## Listed records:
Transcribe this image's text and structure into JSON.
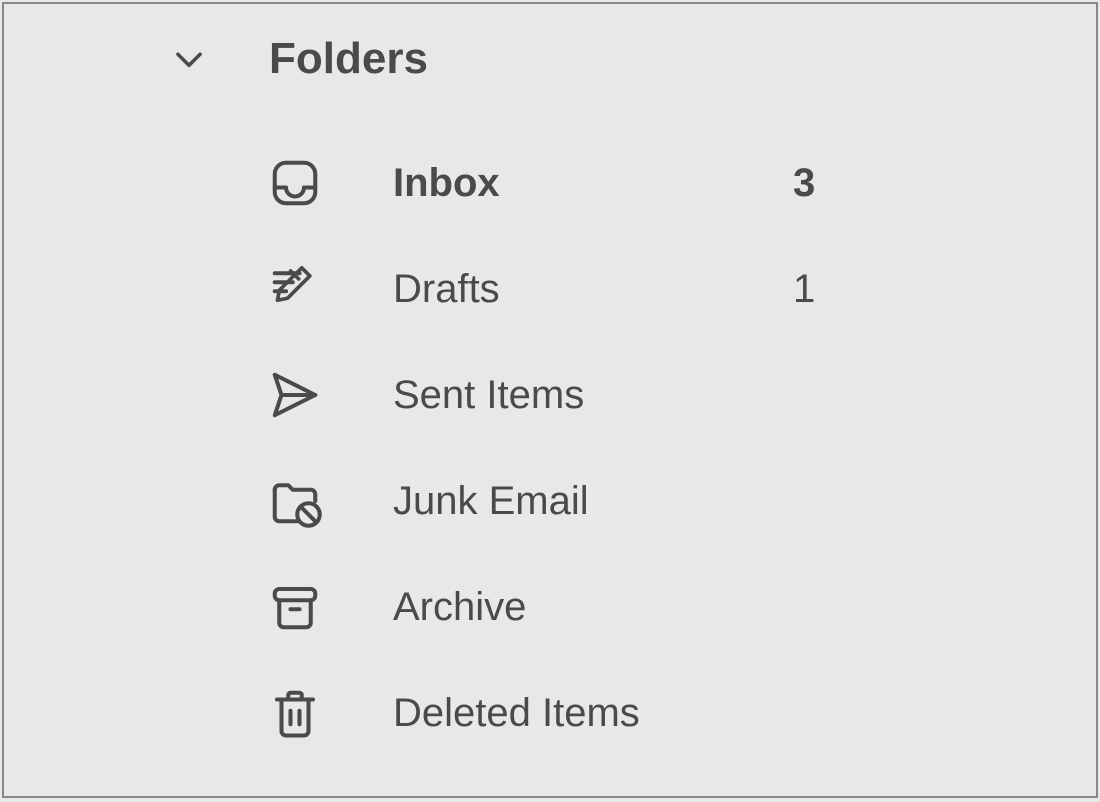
{
  "header": {
    "title": "Folders"
  },
  "folders": [
    {
      "icon": "inbox-icon",
      "label": "Inbox",
      "count": "3",
      "bold": true
    },
    {
      "icon": "drafts-icon",
      "label": "Drafts",
      "count": "1",
      "bold": false
    },
    {
      "icon": "sent-icon",
      "label": "Sent Items",
      "count": "",
      "bold": false
    },
    {
      "icon": "junk-icon",
      "label": "Junk Email",
      "count": "",
      "bold": false
    },
    {
      "icon": "archive-icon",
      "label": "Archive",
      "count": "",
      "bold": false
    },
    {
      "icon": "deleted-icon",
      "label": "Deleted Items",
      "count": "",
      "bold": false
    }
  ]
}
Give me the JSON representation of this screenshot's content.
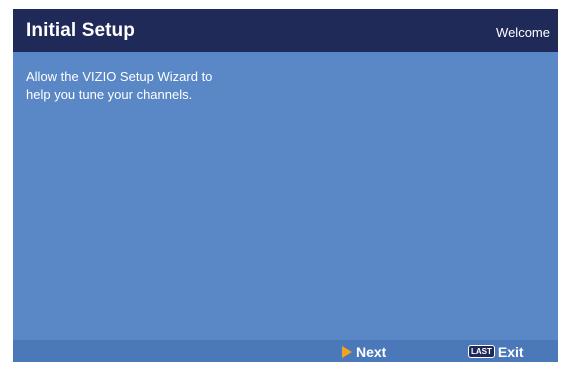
{
  "header": {
    "title": "Initial Setup",
    "page_label": "Welcome"
  },
  "body": {
    "message_line1": "Allow the VIZIO Setup Wizard to",
    "message_line2": "help you tune your channels."
  },
  "footer": {
    "next_label": "Next",
    "last_key_label": "LAST",
    "exit_label": "Exit"
  },
  "colors": {
    "header_bg": "#1f2a58",
    "panel_bg": "#5a87c6",
    "footer_bg": "#4a78b9",
    "next_arrow": "#f2a320"
  },
  "icons": {
    "next": "play-arrow-icon"
  }
}
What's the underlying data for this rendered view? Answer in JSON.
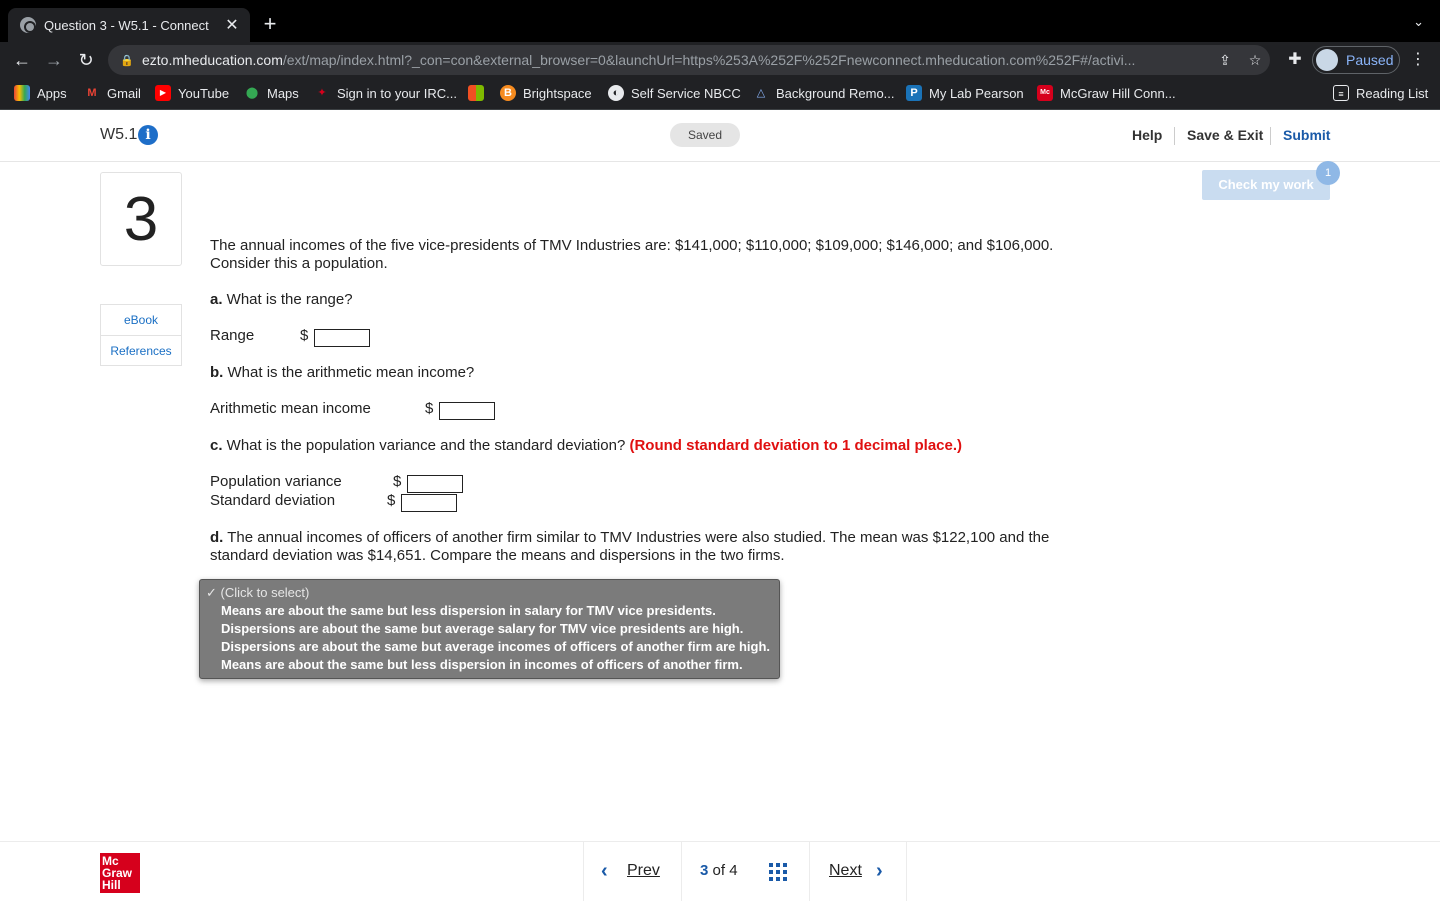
{
  "browser": {
    "tab_title": "Question 3 - W5.1 - Connect",
    "url_host": "ezto.mheducation.com",
    "url_path": "/ext/map/index.html?_con=con&external_browser=0&launchUrl=https%253A%252F%252Fnewconnect.mheducation.com%252F#/activi...",
    "profile_label": "Paused",
    "bookmarks": [
      "Apps",
      "Gmail",
      "YouTube",
      "Maps",
      "Sign in to your IRC...",
      "Brightspace",
      "Self Service NBCC",
      "Background Remo...",
      "My Lab Pearson",
      "McGraw Hill Conn..."
    ],
    "reading_list": "Reading List"
  },
  "header": {
    "assignment": "W5.1",
    "status": "Saved",
    "help": "Help",
    "save_exit": "Save & Exit",
    "submit": "Submit"
  },
  "sidebar": {
    "question_number": "3",
    "resources": [
      "eBook",
      "References"
    ]
  },
  "check_work": {
    "label": "Check my work",
    "badge": "1"
  },
  "question": {
    "intro_line1": "The annual incomes of the five vice-presidents of TMV Industries are: $141,000; $110,000; $109,000; $146,000; and $106,000.",
    "intro_line2": "Consider this a population.",
    "part_a_letter": "a.",
    "part_a_text": " What is the range?",
    "range_label": "Range",
    "part_b_letter": "b.",
    "part_b_text": " What is the arithmetic mean income?",
    "mean_label": "Arithmetic mean income",
    "part_c_letter": "c.",
    "part_c_text": " What is the population variance and the standard deviation? ",
    "part_c_note": "(Round standard deviation to 1 decimal place.)",
    "variance_label": "Population variance",
    "stddev_label": "Standard deviation",
    "currency": "$",
    "part_d_letter": "d.",
    "part_d_line1": " The annual incomes of officers of another firm similar to TMV Industries were also studied. The mean was $122,100 and the",
    "part_d_line2": "standard deviation was $14,651. Compare the means and dispersions in the two firms."
  },
  "dropdown": {
    "selected": "✓ (Click to select)",
    "options": [
      "Means are about the same but less dispersion in salary for TMV vice presidents.",
      "Dispersions are about the same but average salary for TMV vice presidents are high.",
      "Dispersions are about the same but average incomes of officers of another firm are high.",
      "Means are about the same but less dispersion in incomes of officers of another firm."
    ]
  },
  "footer": {
    "logo_lines": [
      "Mc",
      "Graw",
      "Hill"
    ],
    "prev": "Prev",
    "current": "3",
    "of_word": "of",
    "total": "4",
    "next": "Next"
  },
  "colors": {
    "accent_blue": "#1a5aa8",
    "required_red": "#e01010",
    "brand_red": "#d6001c"
  }
}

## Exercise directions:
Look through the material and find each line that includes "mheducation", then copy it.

## Solution for this problem:
    "url_host": "ezto.mheducation.com",
    "url_path": "/ext/map/index.html?_con=con&external_browser=0&launchUrl=https%253A%252F%252Fnewconnect.mheducation.com%252F#/activi...",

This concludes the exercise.